Have you ever read a book on the mental game and thought “that’s not realistic”?
It’s very easy to say you shouldn’t get angry on the course…but much harder to do.
Even in his pomp, Tiger got mad – why else would he be one of the most fined players on tour? And Greg Norman reportedly pinched himself, hard, under his ribs after a bad shot.
It’s difficult to see this as anything other than anger.
And yet they both did pretty well by most standards; both are multiple major winners and both were number one in the world in their day. So their anger didn’t seem to have a significant effect on their play.
But it’s different for us…isn’t it?

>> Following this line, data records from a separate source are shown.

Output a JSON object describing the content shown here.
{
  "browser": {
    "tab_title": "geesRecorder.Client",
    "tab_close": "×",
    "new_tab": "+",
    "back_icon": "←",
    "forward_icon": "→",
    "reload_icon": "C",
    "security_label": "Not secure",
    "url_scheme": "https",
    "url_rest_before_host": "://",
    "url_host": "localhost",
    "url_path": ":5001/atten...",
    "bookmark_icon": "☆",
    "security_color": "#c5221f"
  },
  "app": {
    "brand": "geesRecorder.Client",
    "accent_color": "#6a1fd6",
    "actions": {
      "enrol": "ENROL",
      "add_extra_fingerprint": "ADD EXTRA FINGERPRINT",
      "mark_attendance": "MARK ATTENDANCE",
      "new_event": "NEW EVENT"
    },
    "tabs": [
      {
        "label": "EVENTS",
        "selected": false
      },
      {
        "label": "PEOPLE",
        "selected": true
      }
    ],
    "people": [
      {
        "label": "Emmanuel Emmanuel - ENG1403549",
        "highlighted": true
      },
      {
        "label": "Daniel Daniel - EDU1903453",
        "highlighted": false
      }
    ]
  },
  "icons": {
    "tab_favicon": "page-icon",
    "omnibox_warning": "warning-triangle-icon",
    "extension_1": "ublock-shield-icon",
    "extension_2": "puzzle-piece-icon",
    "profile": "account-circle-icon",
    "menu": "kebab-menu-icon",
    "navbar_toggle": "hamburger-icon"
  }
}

We’re all too familiar with the anger-induced meltdown – we’ve seen it in our playing partners, we’ve experienced it ourselves. And it doesn’t have to be the classic “club-throwing tantrum” either. That’s the most florid type of breakdown, but far more common is the quiet anger turned inwards as we get progressivley more quiet as the round progresses save for the odd angry outburst after a particularly disappointing shot.
So why does it seem to be different for the professionals?
Why can they seem to get angry, and not let it affect their game? Is it because of their superior skills, be they physical or mental game?
Or is it because they know the difference between a reaction…and a response? Read More…